# Exercise brief:
From the entries below, gather every line containing the string "this".
Top of Data for analysis
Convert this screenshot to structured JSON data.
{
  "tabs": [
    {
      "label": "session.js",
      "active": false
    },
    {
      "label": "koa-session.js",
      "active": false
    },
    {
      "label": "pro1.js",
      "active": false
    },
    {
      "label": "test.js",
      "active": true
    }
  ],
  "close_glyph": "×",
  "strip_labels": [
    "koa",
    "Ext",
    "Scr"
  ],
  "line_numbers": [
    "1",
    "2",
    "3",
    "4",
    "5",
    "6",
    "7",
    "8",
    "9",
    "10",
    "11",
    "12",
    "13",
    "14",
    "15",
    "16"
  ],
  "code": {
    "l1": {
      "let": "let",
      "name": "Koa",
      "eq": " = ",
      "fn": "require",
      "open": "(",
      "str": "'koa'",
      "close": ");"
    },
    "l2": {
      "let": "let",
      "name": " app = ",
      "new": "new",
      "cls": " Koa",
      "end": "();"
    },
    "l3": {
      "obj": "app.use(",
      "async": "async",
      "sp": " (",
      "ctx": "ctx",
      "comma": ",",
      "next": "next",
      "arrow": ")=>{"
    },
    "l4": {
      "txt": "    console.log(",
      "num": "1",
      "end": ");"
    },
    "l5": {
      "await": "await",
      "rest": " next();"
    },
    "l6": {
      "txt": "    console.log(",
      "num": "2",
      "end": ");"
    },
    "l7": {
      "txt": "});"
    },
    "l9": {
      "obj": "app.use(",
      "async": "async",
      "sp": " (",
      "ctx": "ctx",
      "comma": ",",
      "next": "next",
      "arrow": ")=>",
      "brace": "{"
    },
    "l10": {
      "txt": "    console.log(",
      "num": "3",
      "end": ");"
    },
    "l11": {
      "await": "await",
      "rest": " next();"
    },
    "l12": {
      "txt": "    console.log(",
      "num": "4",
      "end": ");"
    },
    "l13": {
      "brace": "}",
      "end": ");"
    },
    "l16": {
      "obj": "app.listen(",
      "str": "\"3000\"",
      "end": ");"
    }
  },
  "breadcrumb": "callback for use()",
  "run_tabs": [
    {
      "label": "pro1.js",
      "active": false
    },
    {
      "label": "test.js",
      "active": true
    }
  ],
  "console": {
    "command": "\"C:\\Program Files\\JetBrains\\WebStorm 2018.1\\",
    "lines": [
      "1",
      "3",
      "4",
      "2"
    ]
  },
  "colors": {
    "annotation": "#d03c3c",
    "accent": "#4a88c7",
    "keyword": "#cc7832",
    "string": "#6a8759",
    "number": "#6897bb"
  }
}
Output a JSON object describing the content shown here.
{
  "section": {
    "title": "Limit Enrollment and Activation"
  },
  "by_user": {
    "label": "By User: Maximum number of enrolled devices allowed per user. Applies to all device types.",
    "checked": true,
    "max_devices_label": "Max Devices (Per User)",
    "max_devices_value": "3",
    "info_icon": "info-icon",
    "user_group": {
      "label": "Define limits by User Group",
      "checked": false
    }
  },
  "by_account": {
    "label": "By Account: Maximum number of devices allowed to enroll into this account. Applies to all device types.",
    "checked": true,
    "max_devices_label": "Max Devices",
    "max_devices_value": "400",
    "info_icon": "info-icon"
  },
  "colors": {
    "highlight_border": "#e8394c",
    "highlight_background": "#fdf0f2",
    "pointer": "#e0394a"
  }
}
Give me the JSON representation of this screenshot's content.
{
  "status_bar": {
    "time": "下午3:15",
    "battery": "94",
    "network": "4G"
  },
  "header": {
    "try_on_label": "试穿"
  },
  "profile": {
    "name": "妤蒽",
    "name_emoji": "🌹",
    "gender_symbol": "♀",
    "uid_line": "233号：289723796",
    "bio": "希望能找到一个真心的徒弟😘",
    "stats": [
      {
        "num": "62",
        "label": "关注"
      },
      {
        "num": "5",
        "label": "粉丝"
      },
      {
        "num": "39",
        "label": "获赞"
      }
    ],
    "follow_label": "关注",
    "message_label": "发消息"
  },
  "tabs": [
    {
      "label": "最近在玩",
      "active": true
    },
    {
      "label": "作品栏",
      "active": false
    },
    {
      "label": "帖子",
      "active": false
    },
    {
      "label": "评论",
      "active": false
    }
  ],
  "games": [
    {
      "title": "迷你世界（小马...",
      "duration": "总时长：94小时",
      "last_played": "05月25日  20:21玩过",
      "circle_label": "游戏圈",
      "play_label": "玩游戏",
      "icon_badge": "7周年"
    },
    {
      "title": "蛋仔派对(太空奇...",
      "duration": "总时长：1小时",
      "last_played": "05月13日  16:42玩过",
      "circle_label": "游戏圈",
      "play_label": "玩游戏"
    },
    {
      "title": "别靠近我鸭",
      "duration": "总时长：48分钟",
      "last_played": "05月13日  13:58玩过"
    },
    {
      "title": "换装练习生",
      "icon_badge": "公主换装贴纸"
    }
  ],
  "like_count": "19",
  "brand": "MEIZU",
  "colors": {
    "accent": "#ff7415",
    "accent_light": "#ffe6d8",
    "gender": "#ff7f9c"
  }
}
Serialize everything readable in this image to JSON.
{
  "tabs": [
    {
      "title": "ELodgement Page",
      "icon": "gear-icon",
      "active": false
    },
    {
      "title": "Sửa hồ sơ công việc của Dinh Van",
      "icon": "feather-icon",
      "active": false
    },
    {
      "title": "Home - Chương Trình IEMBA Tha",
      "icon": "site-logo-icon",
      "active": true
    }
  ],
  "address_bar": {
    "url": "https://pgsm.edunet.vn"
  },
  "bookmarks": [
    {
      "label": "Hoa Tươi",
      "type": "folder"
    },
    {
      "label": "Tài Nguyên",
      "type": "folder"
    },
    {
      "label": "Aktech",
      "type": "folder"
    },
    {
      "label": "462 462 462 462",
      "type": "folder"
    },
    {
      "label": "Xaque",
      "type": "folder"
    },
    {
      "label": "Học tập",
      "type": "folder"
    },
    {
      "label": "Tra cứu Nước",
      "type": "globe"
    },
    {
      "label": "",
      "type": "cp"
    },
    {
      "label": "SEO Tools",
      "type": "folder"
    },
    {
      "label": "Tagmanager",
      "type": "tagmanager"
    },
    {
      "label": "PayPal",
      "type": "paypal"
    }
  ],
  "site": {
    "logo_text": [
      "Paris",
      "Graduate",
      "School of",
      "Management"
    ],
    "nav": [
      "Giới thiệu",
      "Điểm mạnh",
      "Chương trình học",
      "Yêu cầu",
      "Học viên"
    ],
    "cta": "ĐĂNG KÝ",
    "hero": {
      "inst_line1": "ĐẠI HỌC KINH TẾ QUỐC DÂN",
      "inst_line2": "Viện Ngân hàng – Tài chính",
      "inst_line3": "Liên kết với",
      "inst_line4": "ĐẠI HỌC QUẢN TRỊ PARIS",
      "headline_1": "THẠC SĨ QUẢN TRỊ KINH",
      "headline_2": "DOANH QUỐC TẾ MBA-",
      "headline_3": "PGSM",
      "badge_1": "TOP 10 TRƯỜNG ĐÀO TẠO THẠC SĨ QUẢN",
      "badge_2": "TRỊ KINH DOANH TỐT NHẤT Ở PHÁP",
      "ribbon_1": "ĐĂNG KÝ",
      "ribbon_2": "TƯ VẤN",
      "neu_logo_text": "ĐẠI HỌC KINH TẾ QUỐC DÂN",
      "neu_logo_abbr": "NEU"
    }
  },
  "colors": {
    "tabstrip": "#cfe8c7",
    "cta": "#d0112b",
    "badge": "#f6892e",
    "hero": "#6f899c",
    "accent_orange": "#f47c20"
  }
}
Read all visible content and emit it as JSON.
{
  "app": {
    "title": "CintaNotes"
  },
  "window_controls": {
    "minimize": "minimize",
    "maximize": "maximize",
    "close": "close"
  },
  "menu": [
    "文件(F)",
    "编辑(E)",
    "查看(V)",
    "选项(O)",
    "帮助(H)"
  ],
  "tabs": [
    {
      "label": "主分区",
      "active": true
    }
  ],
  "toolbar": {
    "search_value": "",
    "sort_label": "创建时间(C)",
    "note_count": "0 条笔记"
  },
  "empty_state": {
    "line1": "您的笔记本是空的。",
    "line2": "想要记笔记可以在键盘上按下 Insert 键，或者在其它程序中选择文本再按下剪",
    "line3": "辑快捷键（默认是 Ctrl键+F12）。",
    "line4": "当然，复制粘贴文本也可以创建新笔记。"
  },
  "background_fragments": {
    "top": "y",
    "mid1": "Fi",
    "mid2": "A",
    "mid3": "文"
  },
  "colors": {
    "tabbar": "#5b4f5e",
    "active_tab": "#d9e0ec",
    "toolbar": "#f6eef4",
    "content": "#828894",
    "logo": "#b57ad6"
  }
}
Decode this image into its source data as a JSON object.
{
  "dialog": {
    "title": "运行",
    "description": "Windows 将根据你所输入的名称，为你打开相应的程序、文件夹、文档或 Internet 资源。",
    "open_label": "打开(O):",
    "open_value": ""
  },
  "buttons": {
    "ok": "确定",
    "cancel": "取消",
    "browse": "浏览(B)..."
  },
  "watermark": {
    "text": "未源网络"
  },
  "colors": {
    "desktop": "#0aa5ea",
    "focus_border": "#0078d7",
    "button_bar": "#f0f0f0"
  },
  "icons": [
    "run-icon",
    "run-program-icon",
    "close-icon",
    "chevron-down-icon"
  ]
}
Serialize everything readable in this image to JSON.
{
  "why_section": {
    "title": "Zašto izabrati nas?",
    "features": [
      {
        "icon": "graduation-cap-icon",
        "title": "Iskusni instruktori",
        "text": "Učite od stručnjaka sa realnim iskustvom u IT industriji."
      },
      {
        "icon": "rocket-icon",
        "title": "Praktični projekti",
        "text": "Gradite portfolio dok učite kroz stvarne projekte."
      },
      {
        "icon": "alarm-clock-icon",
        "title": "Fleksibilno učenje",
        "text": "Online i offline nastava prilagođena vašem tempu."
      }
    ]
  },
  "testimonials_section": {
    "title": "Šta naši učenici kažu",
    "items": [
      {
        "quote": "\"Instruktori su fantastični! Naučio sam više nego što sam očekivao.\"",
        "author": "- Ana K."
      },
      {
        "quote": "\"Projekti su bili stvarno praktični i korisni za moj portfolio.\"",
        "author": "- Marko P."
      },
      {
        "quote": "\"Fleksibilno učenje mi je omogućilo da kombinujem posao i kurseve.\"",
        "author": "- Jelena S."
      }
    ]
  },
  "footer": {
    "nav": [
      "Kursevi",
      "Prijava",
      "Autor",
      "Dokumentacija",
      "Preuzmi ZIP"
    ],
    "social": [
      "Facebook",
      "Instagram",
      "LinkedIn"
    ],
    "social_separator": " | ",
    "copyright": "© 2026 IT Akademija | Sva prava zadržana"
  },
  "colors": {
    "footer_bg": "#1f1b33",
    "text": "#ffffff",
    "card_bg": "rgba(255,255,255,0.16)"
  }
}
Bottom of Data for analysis
# Answer for the task:
Convert this screenshot to structured JSON data.
    "label": "By Account: Maximum number of devices allowed to enroll into this account. Applies to all device types.",
Give me the JSON representation of this screenshot's content.
Serialize everything readable in this image to JSON.
Decode this image into its source data as a JSON object.
Serialize everything readable in this image to JSON.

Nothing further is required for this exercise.